Start out with rice and wheat. White rice can be bought cheaply at any grocery store, and the preparation is simply to boil the rice in water. You don’t need a flour mill or an oven to bake in. Wheat is another valuable survival food. It can also be boiled in water to create gruel, with or without any cracking and grinding.

Wheat can be commonly purchased in several varieties. Bronze Chief wheat has a reddish color and a robust “wheaty” flavor. It makes a great whole wheat bread. Prairie Gold is lighter in color and has a sweeter flavor. Hard Red Winter wheat is another great whole wheat bread grain, and it is a choice variety for wheat grass food products. So how do you store it?

The main factors for food spoilage are heat, moisture, time, light, insects, rodents, and the freezing and subsequent exploding of canned and jarred foods.
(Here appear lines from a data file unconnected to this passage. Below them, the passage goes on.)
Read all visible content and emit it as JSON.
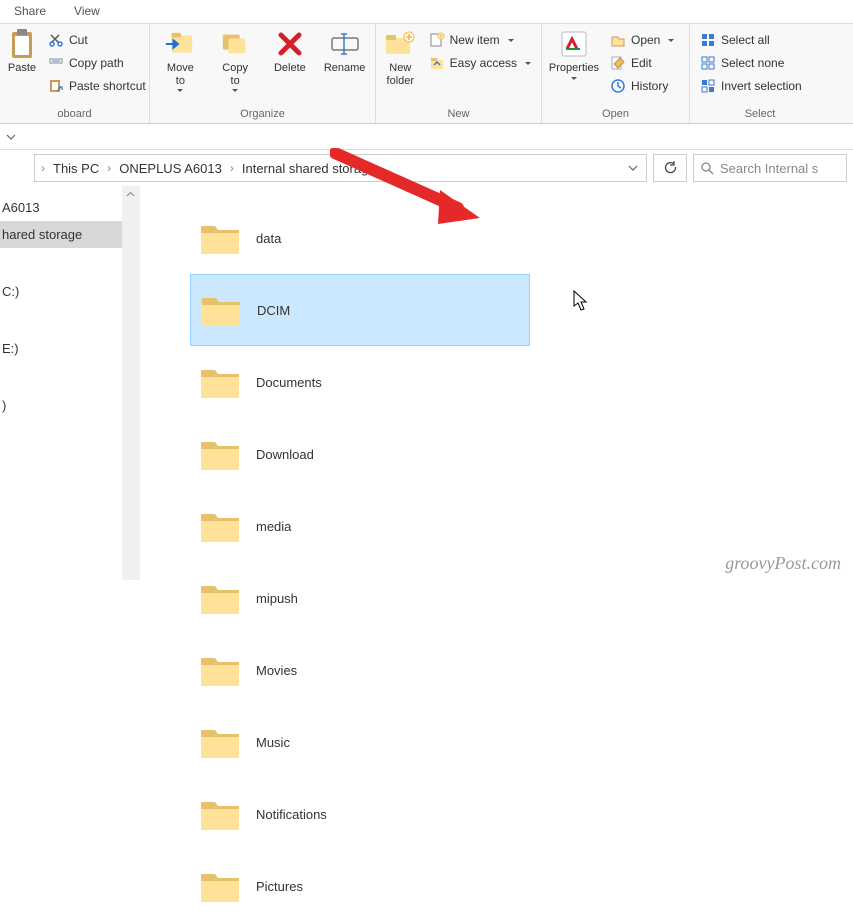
{
  "tabs": {
    "share": "Share",
    "view": "View"
  },
  "ribbon": {
    "clipboard": {
      "label": "oboard",
      "paste": "Paste",
      "cut": "Cut",
      "copy_path": "Copy path",
      "paste_shortcut": "Paste shortcut"
    },
    "organize": {
      "label": "Organize",
      "move_to": "Move\nto",
      "copy_to": "Copy\nto",
      "delete": "Delete",
      "rename": "Rename"
    },
    "new": {
      "label": "New",
      "new_folder": "New\nfolder",
      "new_item": "New item",
      "easy_access": "Easy access"
    },
    "open": {
      "label": "Open",
      "properties": "Properties",
      "open": "Open",
      "edit": "Edit",
      "history": "History"
    },
    "select": {
      "label": "Select",
      "select_all": "Select all",
      "select_none": "Select none",
      "invert": "Invert selection"
    }
  },
  "breadcrumb": {
    "items": [
      "This PC",
      "ONEPLUS A6013",
      "Internal shared storage"
    ]
  },
  "search": {
    "placeholder": "Search Internal s"
  },
  "sidebar": {
    "items": [
      {
        "label": "A6013",
        "selected": false
      },
      {
        "label": "hared storage",
        "selected": true
      },
      {
        "label": "C:)",
        "selected": false
      },
      {
        "label": "E:)",
        "selected": false
      },
      {
        "label": ")",
        "selected": false
      }
    ]
  },
  "folders": [
    {
      "name": "data"
    },
    {
      "name": "DCIM",
      "selected": true
    },
    {
      "name": "Documents"
    },
    {
      "name": "Download"
    },
    {
      "name": "media"
    },
    {
      "name": "mipush"
    },
    {
      "name": "Movies"
    },
    {
      "name": "Music"
    },
    {
      "name": "Notifications"
    },
    {
      "name": "Pictures"
    }
  ],
  "watermark": "groovyPost.com"
}
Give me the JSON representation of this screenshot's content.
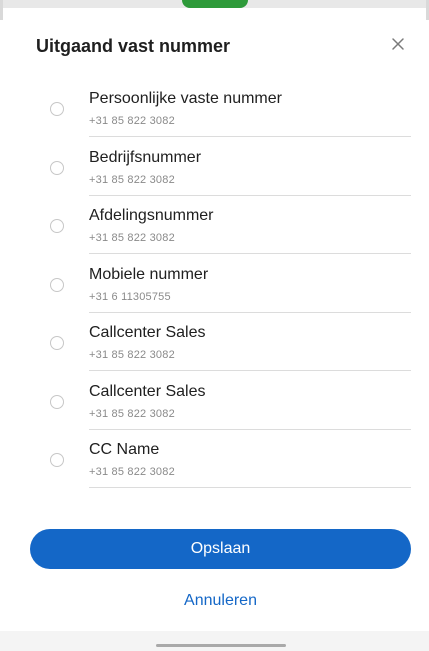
{
  "dialog": {
    "title": "Uitgaand vast nummer",
    "close_icon": "close-icon"
  },
  "options": [
    {
      "label": "Persoonlijke vaste nummer",
      "number": "+31 85 822 3082",
      "selected": false
    },
    {
      "label": "Bedrijfsnummer",
      "number": "+31 85 822 3082",
      "selected": false
    },
    {
      "label": "Afdelingsnummer",
      "number": "+31 85 822 3082",
      "selected": false
    },
    {
      "label": "Mobiele nummer",
      "number": "+31 6 11305755",
      "selected": false
    },
    {
      "label": "Callcenter Sales",
      "number": "+31 85 822 3082",
      "selected": false
    },
    {
      "label": "Callcenter Sales",
      "number": "+31 85 822 3082",
      "selected": false
    },
    {
      "label": "CC Name",
      "number": "+31 85 822 3082",
      "selected": false
    }
  ],
  "actions": {
    "save_label": "Opslaan",
    "cancel_label": "Annuleren"
  },
  "colors": {
    "accent": "#1467c7",
    "status_green": "#2e9a3a"
  }
}
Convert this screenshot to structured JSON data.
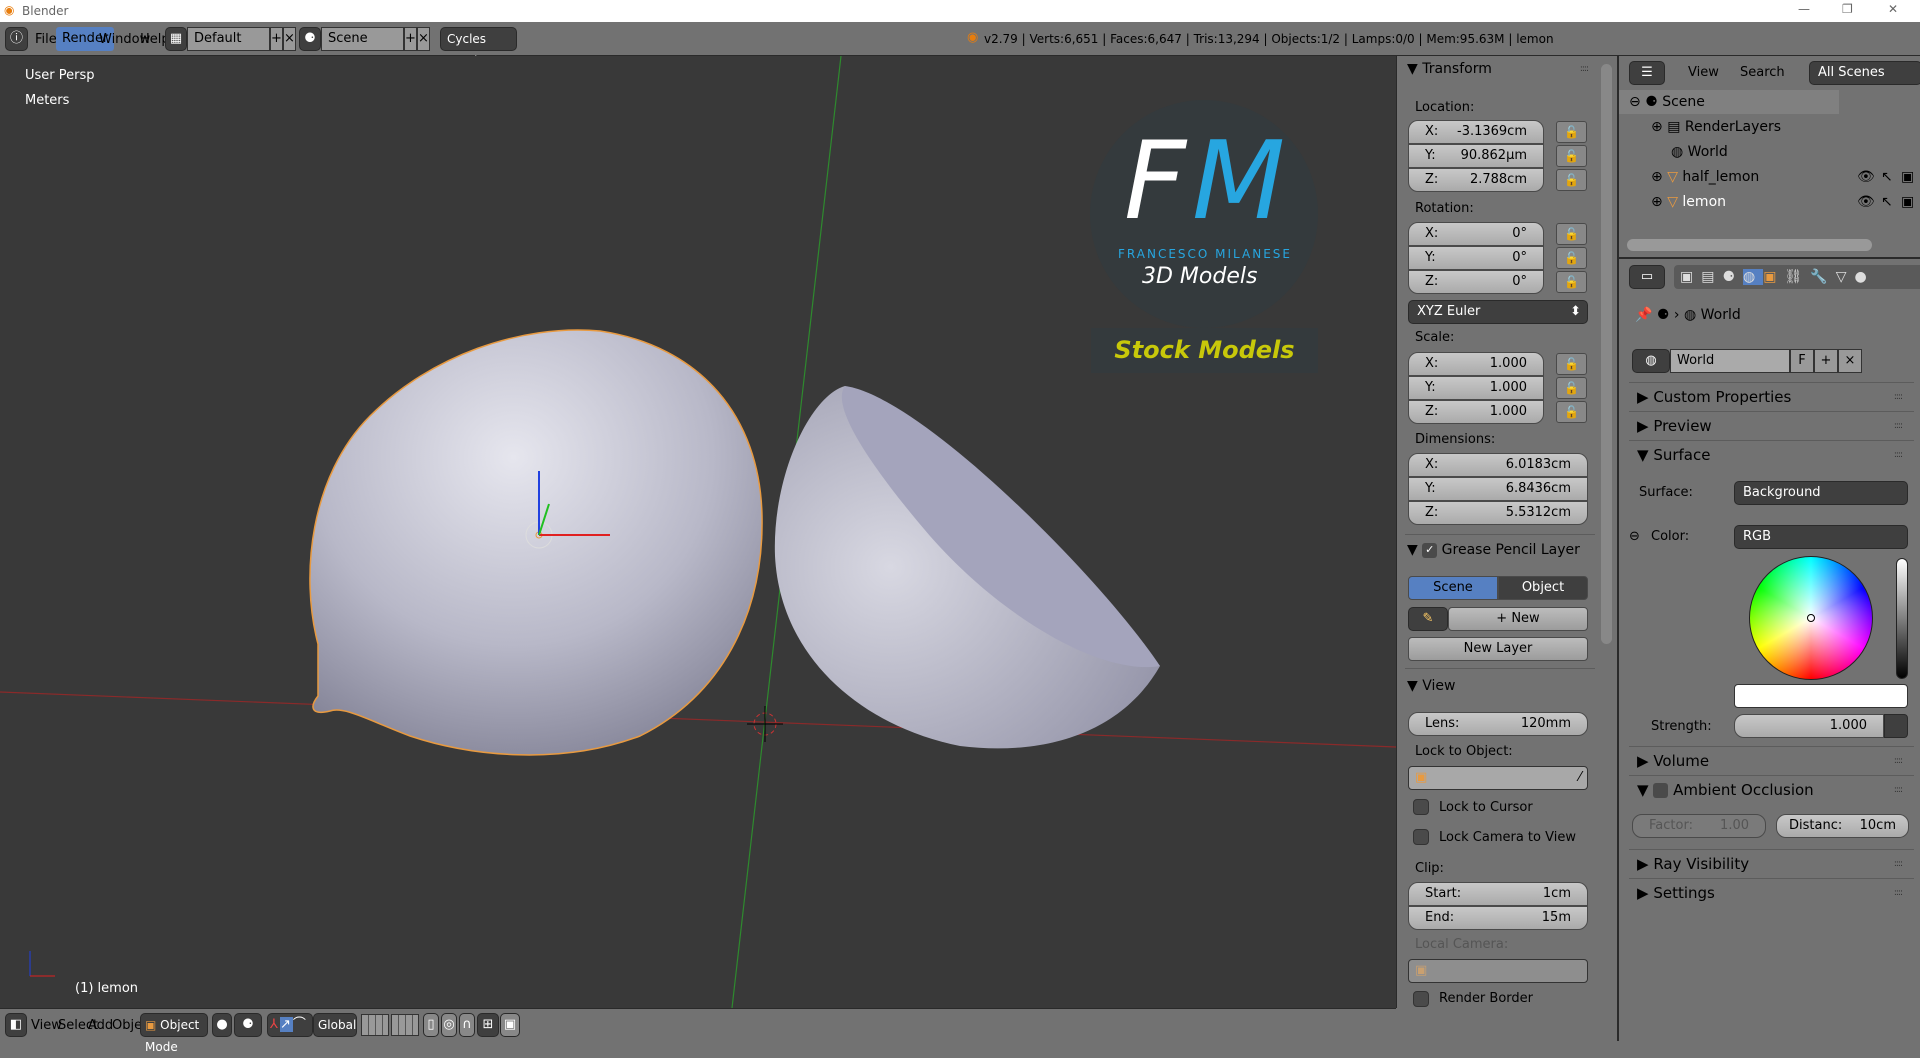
{
  "window": {
    "title": "Blender",
    "min": "—",
    "max": "❐",
    "close": "✕"
  },
  "topbar": {
    "menus": [
      "File",
      "Render",
      "Window",
      "Help"
    ],
    "layout": "Default",
    "scene": "Scene",
    "engine": "Cycles Render",
    "info": "v2.79 | Verts:6,651 | Faces:6,647 | Tris:13,294 | Objects:1/2 | Lamps:0/0 | Mem:95.63M | lemon"
  },
  "viewport": {
    "view_name": "User Persp",
    "units": "Meters",
    "object_label": "(1) lemon",
    "logo": {
      "letters_f": "F",
      "letters_m": "M",
      "brand": "FRANCESCO MILANESE",
      "sub": "3D Models",
      "badge": "Stock Models"
    }
  },
  "npanel": {
    "transform": {
      "title": "Transform",
      "location_label": "Location:",
      "location": [
        {
          "axis": "X:",
          "value": "-3.1369cm"
        },
        {
          "axis": "Y:",
          "value": "90.862µm"
        },
        {
          "axis": "Z:",
          "value": "2.788cm"
        }
      ],
      "rotation_label": "Rotation:",
      "rotation": [
        {
          "axis": "X:",
          "value": "0°"
        },
        {
          "axis": "Y:",
          "value": "0°"
        },
        {
          "axis": "Z:",
          "value": "0°"
        }
      ],
      "rotation_mode": "XYZ Euler",
      "scale_label": "Scale:",
      "scale": [
        {
          "axis": "X:",
          "value": "1.000"
        },
        {
          "axis": "Y:",
          "value": "1.000"
        },
        {
          "axis": "Z:",
          "value": "1.000"
        }
      ],
      "dimensions_label": "Dimensions:",
      "dimensions": [
        {
          "axis": "X:",
          "value": "6.0183cm"
        },
        {
          "axis": "Y:",
          "value": "6.8436cm"
        },
        {
          "axis": "Z:",
          "value": "5.5312cm"
        }
      ]
    },
    "grease": {
      "title": "Grease Pencil Layer",
      "scene": "Scene",
      "object": "Object",
      "new": "New",
      "new_layer": "New Layer"
    },
    "view": {
      "title": "View",
      "lens_label": "Lens:",
      "lens": "120mm",
      "lock_object": "Lock to Object:",
      "lock_cursor": "Lock to Cursor",
      "lock_camera": "Lock Camera to View",
      "clip": "Clip:",
      "start_label": "Start:",
      "start": "1cm",
      "end_label": "End:",
      "end": "15m",
      "local_camera": "Local Camera:",
      "render_border": "Render Border"
    }
  },
  "outliner": {
    "view": "View",
    "search": "Search",
    "filter": "All Scenes",
    "items": [
      "Scene",
      "RenderLayers",
      "World",
      "half_lemon",
      "lemon"
    ]
  },
  "properties": {
    "breadcrumb": "World",
    "world_name": "World",
    "fake_user": "F",
    "sections": {
      "custom": "Custom Properties",
      "preview": "Preview",
      "surface": "Surface",
      "volume": "Volume",
      "ao": "Ambient Occlusion",
      "ray": "Ray Visibility",
      "settings": "Settings"
    },
    "surface_label": "Surface:",
    "surface_value": "Background",
    "color_label": "Color:",
    "color_mode": "RGB",
    "color_value": "#ffffff",
    "strength_label": "Strength:",
    "strength": "1.000",
    "factor_label": "Factor:",
    "factor": "1.00",
    "distance_label": "Distanc:",
    "distance": "10cm"
  },
  "bottombar": {
    "menus": [
      "View",
      "Select",
      "Add",
      "Object"
    ],
    "mode": "Object Mode",
    "orientation": "Global"
  },
  "colors": {
    "accent": "#5680c2",
    "viewport": "#393939",
    "panel": "#727272",
    "logo_blue": "#27a6e0",
    "badge": "#c8c80a"
  }
}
Eliminate these factors, and you’ve got your recipe for food storage success.

Metal cans containing a few food-safe desiccant packs are a great way to save food from moisture, light, insects and rodents; but you won’t want the grain resting right up against the metal. Line the can with a plastic bag, preferably a Mylar bag. Food grade plastic buckets are also pretty handy for storing your grain. The rice and wheat should last about 5 years, if properly packaged (maybe a lot longer if stored in a very cold place).

And if you are hankering for some fresh baked bread, and you have the wheat, but not a flour mill – don’t give up! A blender, food chopper, coffee grinder or meat grinder can come to the rescue. Just grind or mill the grain repeatedly until the flour texture is fine enough. A well-stocked pantry can offer peace of mind, be a way to actually save some money, and serve as a very valuable resource in case of emergency.

Tell us your food storage strategies, and what items you stock, in the comments section below.